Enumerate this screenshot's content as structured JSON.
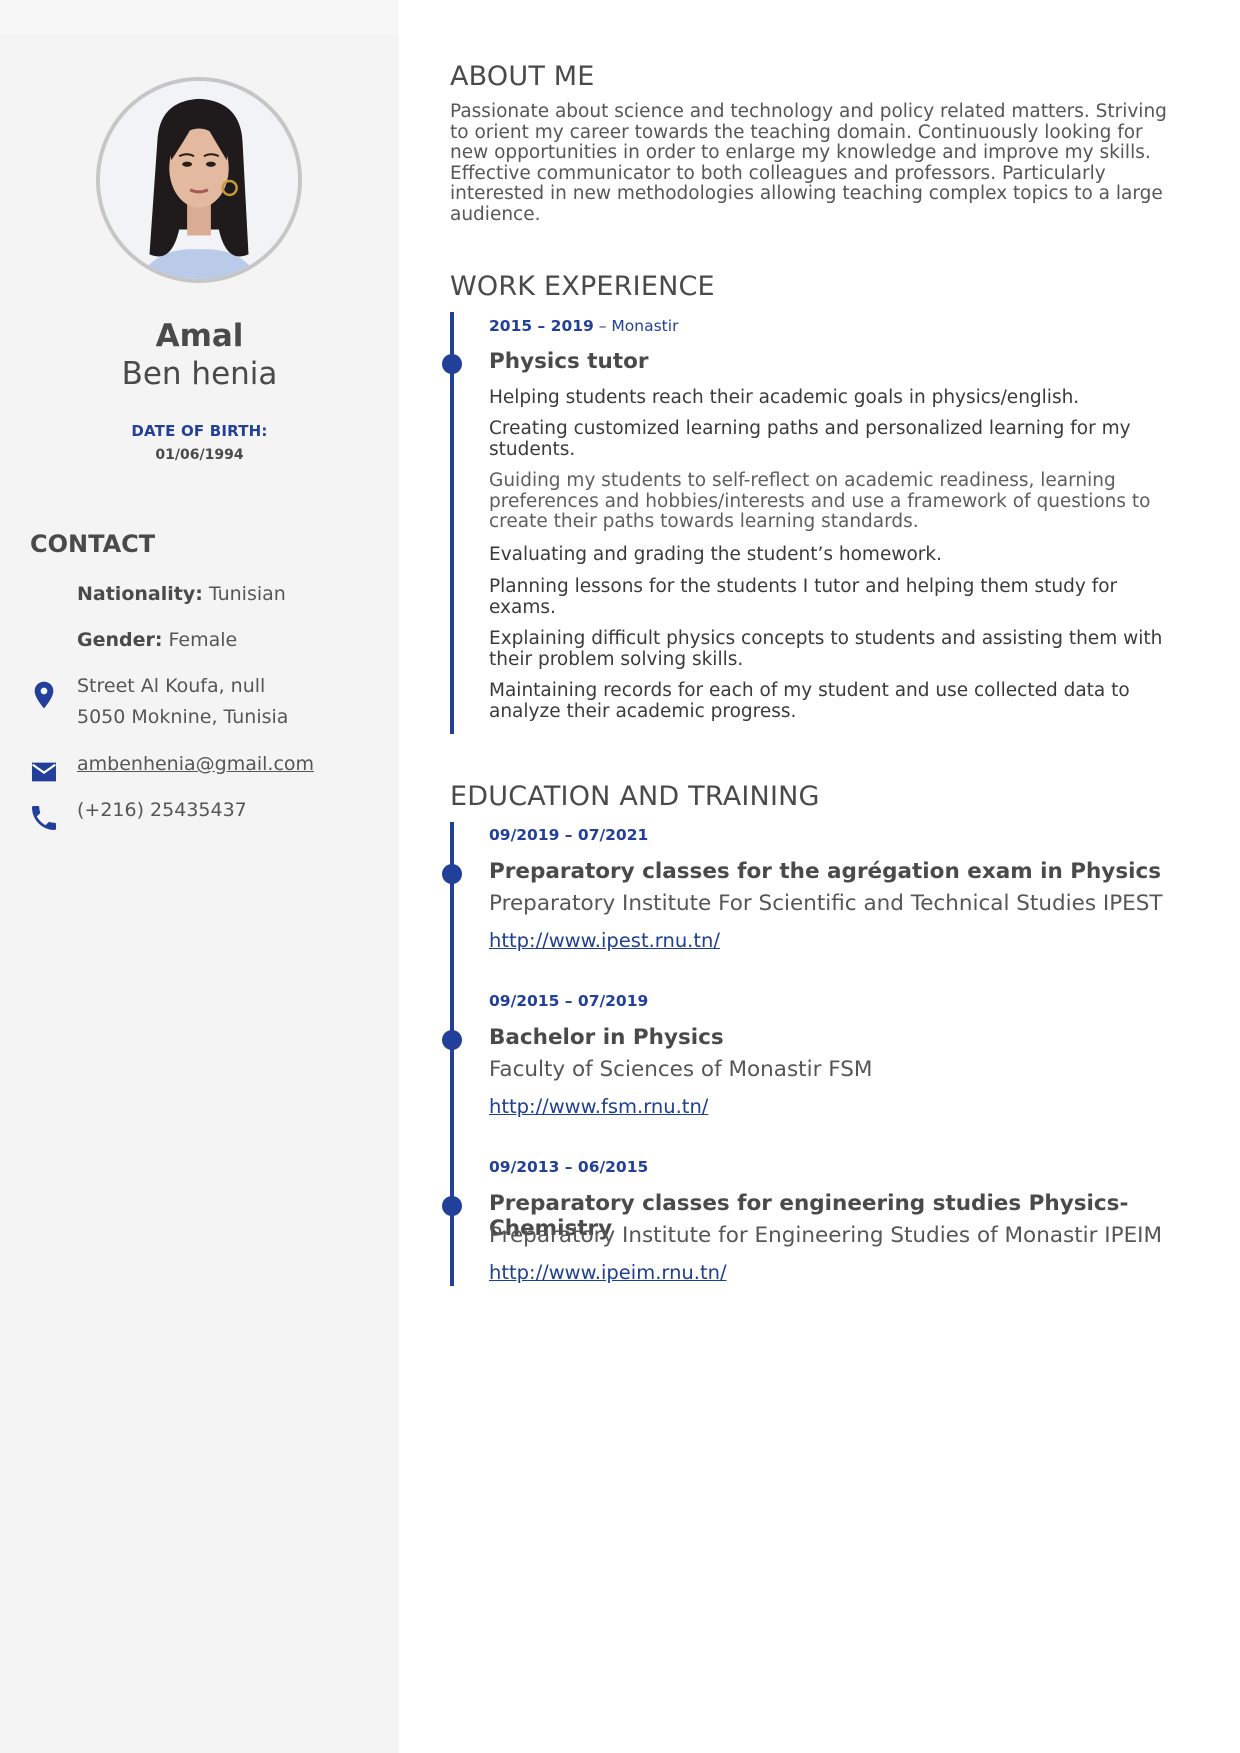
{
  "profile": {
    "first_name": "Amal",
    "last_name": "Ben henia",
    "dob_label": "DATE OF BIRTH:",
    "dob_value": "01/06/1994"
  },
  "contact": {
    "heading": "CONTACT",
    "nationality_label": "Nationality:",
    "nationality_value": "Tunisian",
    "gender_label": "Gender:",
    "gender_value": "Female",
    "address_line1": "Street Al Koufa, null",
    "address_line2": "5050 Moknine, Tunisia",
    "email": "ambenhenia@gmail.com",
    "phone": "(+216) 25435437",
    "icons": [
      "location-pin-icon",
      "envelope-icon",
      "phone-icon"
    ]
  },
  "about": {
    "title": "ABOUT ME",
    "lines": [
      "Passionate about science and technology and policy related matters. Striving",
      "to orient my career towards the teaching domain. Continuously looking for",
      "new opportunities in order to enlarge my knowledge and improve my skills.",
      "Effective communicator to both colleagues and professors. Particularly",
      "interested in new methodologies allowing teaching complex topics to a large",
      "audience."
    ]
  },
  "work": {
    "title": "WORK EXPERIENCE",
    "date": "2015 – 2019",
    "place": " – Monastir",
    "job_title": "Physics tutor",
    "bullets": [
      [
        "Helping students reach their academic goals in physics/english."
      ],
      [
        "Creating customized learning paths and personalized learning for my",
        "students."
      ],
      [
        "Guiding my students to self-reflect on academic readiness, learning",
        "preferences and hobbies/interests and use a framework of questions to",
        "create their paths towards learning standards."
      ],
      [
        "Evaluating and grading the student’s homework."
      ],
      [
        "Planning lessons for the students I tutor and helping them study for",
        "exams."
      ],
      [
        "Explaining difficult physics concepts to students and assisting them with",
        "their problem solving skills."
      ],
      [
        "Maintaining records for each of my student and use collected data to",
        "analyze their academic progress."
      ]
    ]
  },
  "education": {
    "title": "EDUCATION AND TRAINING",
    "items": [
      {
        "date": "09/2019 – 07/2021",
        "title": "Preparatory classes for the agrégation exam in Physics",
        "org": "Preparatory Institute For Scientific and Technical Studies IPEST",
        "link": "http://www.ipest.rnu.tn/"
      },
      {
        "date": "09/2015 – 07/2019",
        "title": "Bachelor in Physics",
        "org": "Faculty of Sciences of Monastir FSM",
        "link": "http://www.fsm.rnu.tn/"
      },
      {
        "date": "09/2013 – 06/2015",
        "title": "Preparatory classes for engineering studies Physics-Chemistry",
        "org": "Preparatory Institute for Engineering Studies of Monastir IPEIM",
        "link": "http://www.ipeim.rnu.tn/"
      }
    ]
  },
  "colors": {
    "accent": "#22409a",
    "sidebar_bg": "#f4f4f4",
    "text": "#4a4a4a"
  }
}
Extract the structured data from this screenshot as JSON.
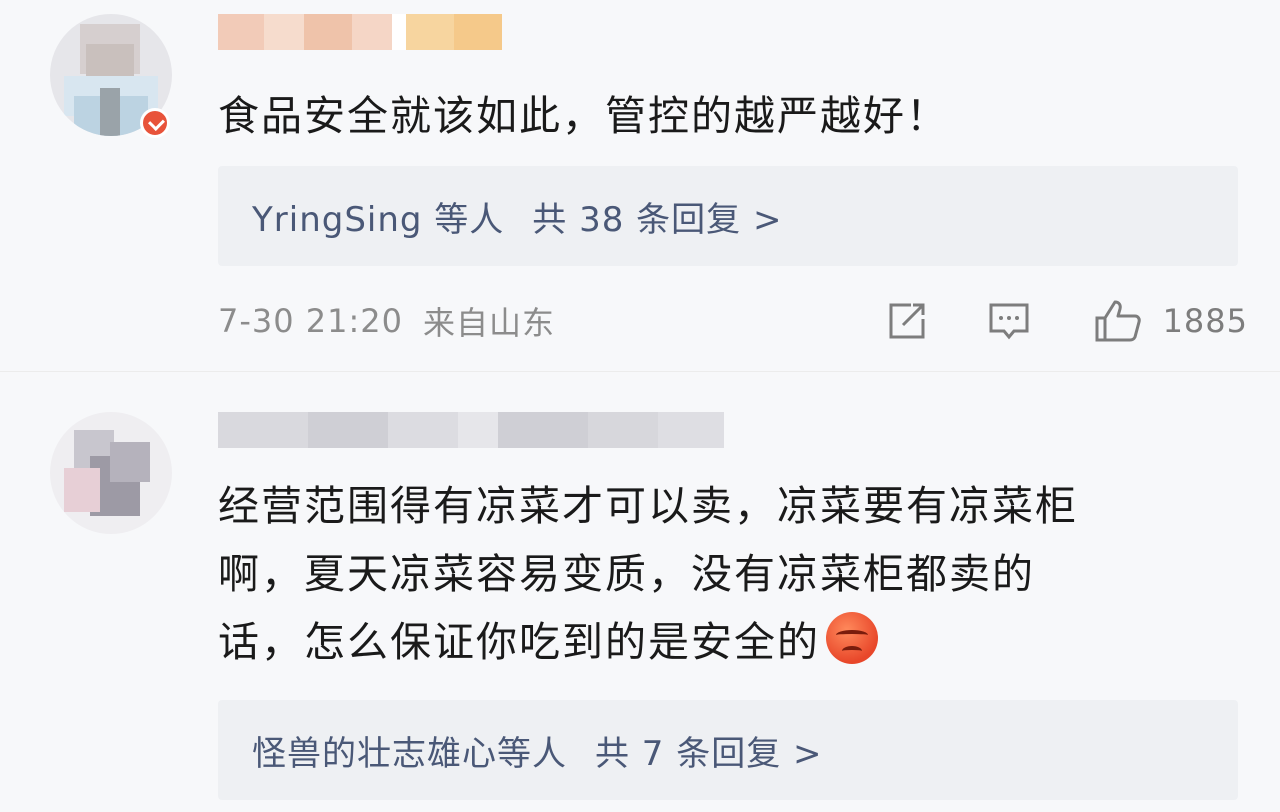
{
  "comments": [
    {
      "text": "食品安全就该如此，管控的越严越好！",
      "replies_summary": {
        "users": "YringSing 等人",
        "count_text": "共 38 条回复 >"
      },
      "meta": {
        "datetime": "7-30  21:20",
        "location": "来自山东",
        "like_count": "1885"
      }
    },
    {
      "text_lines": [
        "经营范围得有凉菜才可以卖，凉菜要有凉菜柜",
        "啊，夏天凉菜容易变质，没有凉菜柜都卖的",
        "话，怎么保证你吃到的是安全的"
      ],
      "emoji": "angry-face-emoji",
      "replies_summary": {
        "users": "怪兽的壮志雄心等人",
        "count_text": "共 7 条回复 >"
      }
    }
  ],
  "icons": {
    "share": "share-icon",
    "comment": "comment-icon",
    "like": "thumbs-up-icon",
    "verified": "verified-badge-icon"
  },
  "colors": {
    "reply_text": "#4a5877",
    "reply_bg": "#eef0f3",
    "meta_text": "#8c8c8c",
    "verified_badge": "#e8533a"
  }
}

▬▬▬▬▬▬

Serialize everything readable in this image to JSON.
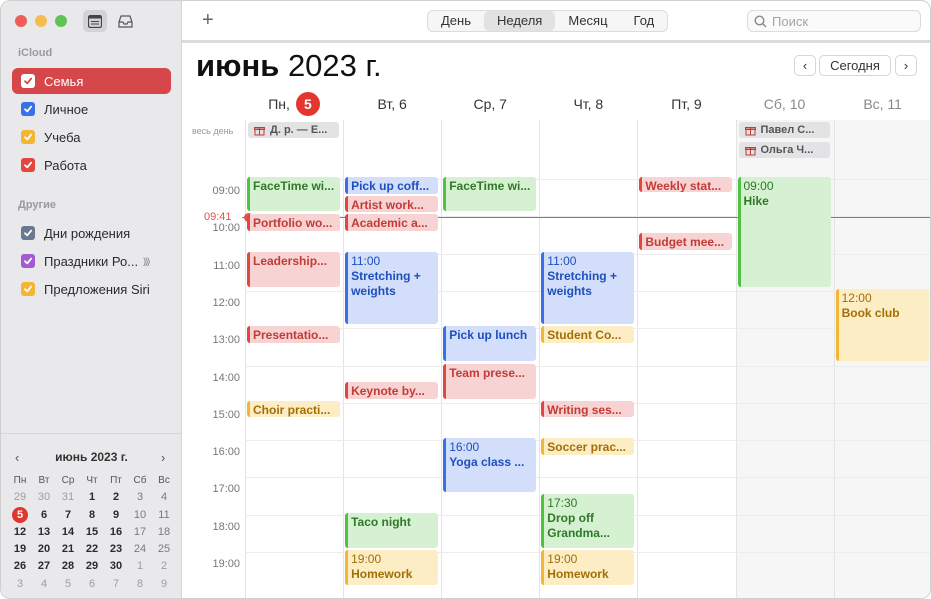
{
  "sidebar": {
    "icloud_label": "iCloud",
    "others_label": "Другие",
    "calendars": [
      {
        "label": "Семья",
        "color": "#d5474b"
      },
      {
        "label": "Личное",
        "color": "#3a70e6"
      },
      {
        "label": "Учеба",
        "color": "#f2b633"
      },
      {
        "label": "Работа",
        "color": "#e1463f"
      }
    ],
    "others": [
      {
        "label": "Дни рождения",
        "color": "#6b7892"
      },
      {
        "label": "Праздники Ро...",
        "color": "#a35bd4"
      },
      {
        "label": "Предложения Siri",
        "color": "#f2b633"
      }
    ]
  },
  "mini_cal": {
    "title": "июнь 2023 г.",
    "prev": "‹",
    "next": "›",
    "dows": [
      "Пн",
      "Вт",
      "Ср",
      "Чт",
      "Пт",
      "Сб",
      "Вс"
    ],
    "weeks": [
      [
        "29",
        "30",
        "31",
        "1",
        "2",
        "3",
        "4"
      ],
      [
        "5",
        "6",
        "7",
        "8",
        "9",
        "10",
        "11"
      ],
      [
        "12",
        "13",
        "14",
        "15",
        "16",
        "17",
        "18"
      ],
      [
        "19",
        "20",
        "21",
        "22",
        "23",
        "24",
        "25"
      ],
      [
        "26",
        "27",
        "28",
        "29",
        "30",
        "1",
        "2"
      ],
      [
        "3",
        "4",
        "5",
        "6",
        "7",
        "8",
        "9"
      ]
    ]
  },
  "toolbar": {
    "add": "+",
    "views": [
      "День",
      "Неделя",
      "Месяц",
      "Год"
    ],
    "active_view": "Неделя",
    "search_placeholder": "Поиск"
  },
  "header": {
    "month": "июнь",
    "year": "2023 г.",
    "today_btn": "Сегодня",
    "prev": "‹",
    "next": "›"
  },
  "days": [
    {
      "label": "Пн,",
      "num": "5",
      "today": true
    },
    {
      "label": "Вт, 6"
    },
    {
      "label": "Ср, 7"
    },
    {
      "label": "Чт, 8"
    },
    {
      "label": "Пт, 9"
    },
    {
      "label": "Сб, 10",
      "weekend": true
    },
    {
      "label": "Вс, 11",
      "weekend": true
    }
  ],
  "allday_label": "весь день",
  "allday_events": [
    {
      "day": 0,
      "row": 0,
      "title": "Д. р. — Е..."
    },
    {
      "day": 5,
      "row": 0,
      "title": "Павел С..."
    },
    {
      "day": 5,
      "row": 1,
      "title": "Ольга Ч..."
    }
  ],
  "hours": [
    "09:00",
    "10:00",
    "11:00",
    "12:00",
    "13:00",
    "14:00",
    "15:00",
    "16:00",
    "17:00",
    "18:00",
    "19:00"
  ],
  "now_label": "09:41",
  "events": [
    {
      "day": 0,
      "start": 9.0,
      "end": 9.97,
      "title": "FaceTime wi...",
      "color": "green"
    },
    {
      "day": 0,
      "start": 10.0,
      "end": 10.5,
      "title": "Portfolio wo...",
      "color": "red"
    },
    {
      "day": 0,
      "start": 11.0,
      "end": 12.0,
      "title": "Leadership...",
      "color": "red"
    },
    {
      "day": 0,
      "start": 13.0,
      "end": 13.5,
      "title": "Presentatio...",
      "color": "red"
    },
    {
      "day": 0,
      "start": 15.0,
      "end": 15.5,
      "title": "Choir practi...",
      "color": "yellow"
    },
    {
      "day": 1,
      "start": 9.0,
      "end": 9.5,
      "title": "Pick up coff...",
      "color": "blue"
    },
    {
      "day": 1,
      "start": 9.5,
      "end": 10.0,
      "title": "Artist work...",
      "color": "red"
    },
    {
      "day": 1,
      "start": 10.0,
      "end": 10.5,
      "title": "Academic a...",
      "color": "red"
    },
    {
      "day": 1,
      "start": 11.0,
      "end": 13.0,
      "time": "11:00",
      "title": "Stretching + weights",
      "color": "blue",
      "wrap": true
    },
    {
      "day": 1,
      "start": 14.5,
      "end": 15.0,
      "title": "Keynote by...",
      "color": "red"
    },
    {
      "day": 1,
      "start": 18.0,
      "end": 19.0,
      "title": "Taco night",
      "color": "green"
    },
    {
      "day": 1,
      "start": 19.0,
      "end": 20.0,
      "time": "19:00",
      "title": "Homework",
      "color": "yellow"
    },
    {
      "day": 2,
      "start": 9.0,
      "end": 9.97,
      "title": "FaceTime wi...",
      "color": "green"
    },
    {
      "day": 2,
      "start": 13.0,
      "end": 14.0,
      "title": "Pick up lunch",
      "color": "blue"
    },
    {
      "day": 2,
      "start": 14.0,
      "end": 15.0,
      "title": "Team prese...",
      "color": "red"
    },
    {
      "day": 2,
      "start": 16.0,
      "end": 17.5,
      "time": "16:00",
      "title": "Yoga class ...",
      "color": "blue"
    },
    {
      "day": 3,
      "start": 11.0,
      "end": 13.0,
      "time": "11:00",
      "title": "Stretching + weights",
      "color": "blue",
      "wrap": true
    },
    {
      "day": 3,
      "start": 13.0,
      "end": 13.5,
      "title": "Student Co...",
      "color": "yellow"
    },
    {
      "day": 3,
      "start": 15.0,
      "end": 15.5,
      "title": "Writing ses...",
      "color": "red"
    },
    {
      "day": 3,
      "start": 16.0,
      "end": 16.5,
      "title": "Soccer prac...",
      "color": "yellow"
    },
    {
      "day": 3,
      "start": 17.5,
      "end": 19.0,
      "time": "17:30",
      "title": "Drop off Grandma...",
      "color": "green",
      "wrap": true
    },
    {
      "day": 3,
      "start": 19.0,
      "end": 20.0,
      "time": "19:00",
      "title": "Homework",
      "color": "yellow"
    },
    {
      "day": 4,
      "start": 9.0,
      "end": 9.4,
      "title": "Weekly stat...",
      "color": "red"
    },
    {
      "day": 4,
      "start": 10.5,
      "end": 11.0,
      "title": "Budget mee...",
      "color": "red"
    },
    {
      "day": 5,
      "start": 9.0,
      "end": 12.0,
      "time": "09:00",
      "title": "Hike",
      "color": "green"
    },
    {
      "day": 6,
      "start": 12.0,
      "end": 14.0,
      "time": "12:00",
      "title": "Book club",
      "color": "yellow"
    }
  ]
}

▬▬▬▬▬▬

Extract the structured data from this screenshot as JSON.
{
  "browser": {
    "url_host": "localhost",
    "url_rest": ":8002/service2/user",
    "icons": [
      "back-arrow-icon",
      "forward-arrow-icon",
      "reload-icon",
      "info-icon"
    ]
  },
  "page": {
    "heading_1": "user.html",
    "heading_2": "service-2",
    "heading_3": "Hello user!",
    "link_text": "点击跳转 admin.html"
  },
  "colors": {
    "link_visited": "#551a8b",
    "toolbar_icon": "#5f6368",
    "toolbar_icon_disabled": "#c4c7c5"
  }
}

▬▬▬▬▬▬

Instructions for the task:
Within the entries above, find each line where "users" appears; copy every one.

Your response:
        "users": "YringSing 等人",
        "users": "怪兽的壮志雄心等人",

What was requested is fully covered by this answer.